October 05, 2016
Prior to the OPEC (Organization of the Petroleum Exporting Countries) meeting held on 28th September, oil traders have been speculating on whether oil demand will continue to increase, whether it will be a cold winter, what the impacts of Brexit will be and so on. But mostly the oil traders were speculating on the activities of OPEC and what was going to happen in the rumoured meetings.
At the beginning of September an “informal” OPEC meeting in Paris, came the news that a possible production output freeze was imminent. Oil prices promptly headed sharply upwards, but after a vague post-meeting announcement, this soon ran out of steam and prices tumbled back down and fell to a lower level than before the rally started.
Another OPEC meeting (this time including Russia) was then scheduled for 28th September, and it was agreed that for the first time in eight years, the production of crude oil will be cut.
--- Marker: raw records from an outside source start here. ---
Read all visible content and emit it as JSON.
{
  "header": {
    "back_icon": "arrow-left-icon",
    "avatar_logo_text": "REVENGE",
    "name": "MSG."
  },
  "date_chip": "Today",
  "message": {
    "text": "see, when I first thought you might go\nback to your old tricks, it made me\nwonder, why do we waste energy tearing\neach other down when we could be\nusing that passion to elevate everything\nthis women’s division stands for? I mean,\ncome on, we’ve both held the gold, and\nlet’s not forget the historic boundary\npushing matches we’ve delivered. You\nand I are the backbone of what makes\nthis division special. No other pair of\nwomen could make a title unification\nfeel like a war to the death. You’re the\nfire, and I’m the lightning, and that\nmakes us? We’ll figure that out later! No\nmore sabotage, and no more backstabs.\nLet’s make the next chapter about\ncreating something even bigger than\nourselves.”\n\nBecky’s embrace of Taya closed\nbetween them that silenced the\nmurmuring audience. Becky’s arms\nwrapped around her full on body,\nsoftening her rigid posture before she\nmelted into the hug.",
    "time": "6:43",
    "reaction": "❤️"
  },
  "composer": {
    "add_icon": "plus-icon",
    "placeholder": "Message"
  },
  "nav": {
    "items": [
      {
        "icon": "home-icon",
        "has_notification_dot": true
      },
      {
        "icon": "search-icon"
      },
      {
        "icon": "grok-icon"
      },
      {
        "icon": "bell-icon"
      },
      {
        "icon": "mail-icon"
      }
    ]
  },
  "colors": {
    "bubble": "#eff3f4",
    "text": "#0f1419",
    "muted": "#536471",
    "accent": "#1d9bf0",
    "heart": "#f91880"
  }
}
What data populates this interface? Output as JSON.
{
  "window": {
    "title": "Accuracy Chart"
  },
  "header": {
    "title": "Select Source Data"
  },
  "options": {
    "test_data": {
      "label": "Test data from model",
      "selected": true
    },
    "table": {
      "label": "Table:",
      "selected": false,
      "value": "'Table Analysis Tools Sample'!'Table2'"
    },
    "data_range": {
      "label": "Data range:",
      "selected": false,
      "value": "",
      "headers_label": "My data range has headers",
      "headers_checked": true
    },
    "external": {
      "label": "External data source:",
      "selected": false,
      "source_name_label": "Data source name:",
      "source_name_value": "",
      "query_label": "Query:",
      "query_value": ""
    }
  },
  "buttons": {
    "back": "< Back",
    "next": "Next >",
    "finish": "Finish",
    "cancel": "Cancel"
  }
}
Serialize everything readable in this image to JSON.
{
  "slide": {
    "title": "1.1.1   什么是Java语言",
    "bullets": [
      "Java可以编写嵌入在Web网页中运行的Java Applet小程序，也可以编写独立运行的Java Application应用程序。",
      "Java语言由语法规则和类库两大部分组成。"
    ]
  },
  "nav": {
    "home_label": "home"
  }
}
As you can imagine, this saw prices act accordingly (up), but even though prices have started to rise, they are still lower than OPEC members want and the continued low oil prices have had a devastating effect.
The other option is the much talked about output freeze (which has now happened). In the short-term, such a move would probably push prices into the $50 - $60 range. After that, an output freeze would only prevent the world supply glut increasing in size and would do nothing to fundamentally address the overall supply versus demand imbalance. Don’t forget, the ever looming shadow of shale oil. Due to the tumbling oil prices, this part of the industry has reacted impressively with labour and rig rental costs being dramatically reduced. The result is that overheads for US shale operations are down by 65% since 2014 and with no public infrastructure projects to worry about, many shale oilers are still making a pretty decent living at $50 per barrel.
Now the OPEC production freeze has become a reality, this may be the green light for even more shale oilers to come back into the market.